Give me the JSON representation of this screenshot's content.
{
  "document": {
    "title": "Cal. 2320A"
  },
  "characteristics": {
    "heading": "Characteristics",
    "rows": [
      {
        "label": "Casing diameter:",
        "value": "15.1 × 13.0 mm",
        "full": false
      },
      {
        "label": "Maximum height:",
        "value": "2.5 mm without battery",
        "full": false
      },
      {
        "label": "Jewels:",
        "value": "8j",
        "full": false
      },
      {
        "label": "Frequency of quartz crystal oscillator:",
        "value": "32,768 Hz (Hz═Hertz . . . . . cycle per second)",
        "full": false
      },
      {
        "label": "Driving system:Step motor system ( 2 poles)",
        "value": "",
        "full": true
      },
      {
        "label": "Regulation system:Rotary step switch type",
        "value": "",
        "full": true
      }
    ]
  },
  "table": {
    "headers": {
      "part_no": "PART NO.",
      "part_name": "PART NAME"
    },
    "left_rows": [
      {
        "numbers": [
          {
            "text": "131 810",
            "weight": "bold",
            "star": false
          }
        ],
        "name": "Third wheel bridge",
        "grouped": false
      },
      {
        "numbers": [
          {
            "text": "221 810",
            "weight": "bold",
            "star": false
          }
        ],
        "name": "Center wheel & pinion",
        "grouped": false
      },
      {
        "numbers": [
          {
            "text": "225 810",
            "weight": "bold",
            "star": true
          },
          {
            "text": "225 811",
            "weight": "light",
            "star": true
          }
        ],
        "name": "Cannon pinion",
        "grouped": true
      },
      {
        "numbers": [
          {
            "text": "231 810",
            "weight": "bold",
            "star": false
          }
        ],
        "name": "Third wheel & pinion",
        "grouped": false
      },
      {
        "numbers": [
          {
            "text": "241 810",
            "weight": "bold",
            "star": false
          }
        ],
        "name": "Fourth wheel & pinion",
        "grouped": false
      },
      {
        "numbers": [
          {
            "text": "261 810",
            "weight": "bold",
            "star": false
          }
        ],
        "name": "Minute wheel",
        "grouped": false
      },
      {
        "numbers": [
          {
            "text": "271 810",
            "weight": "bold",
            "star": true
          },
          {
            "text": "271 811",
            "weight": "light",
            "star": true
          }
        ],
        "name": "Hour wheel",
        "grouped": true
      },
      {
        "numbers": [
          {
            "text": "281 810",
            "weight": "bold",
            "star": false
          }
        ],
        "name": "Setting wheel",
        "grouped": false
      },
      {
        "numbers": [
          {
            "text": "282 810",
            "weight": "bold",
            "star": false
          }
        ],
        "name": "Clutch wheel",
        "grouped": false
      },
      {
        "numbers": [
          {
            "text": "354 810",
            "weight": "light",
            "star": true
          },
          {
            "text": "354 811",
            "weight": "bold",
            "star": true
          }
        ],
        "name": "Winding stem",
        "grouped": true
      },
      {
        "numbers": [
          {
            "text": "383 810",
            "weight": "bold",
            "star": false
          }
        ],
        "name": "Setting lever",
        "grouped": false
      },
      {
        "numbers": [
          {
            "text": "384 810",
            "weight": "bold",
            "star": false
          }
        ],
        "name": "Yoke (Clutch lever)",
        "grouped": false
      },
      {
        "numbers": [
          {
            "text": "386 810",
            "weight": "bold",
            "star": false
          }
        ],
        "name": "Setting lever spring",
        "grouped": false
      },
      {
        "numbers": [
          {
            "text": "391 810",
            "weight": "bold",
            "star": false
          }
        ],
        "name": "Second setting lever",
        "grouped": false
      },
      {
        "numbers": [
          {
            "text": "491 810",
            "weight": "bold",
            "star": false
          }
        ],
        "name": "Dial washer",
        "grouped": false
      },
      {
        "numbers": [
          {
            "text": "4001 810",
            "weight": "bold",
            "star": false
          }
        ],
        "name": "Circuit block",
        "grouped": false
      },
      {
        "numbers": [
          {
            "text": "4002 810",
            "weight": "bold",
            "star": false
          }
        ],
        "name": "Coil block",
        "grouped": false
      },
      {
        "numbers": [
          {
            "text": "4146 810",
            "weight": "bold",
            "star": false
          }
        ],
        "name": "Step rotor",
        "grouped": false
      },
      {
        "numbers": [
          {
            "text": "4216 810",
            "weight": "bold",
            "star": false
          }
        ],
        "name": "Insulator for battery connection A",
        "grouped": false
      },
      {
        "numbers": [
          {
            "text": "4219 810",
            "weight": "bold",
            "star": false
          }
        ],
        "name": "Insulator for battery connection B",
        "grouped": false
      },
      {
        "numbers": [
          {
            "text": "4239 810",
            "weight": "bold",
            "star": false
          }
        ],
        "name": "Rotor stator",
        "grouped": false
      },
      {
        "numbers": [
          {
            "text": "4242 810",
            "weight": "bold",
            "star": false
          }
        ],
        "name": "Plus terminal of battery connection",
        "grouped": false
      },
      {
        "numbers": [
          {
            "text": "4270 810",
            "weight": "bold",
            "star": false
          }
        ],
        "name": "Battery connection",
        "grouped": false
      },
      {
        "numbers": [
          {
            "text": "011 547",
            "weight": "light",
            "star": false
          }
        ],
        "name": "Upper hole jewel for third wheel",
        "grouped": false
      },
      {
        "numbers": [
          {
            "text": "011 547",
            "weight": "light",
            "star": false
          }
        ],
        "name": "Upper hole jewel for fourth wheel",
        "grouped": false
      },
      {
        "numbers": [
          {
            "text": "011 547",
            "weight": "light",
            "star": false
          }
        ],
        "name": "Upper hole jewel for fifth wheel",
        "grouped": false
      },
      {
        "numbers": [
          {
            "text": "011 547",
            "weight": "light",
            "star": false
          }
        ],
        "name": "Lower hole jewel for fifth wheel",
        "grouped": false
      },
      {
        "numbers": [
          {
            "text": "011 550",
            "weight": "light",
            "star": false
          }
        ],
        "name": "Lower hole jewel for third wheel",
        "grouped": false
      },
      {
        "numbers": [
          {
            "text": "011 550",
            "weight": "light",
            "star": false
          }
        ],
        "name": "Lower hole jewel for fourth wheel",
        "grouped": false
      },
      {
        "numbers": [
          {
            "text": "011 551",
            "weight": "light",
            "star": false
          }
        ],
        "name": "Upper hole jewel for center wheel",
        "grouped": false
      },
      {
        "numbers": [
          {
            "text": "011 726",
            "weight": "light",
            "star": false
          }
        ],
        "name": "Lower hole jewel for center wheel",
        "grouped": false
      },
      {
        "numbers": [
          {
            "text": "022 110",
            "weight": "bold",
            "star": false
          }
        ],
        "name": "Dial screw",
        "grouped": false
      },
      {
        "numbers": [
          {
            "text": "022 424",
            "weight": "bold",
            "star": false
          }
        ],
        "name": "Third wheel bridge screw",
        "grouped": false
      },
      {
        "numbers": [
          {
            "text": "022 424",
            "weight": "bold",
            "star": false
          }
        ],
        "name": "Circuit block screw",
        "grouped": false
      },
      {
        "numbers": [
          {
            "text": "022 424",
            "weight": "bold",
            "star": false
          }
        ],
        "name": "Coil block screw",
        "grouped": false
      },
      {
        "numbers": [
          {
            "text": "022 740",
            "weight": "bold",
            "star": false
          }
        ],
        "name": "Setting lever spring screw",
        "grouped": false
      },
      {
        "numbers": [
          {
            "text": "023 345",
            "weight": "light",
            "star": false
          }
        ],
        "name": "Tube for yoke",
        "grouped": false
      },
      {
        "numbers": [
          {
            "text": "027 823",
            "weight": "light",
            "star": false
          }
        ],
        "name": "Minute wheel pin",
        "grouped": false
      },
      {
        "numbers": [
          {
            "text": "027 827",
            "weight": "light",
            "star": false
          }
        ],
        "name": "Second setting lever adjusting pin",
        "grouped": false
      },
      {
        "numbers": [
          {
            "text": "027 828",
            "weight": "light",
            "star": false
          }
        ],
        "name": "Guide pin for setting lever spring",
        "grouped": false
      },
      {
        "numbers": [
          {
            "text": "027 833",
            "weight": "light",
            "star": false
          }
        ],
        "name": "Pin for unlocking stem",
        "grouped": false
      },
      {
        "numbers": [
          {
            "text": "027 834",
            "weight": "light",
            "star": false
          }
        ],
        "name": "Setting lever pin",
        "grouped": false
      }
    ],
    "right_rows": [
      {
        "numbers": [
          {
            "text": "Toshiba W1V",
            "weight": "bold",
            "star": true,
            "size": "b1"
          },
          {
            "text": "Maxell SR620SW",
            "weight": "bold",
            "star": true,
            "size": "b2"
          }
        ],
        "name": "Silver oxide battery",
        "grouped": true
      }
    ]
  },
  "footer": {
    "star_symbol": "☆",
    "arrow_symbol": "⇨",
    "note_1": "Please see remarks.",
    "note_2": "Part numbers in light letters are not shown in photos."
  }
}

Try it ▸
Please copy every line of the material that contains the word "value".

Task solution ▸
        "value": "15.1 × 13.0 mm",
        "value": "2.5 mm without battery",
        "value": "8j",
        "value": "32,768 Hz (Hz═Hertz . . . . . cycle per second)",
        "value": "",
        "value": "",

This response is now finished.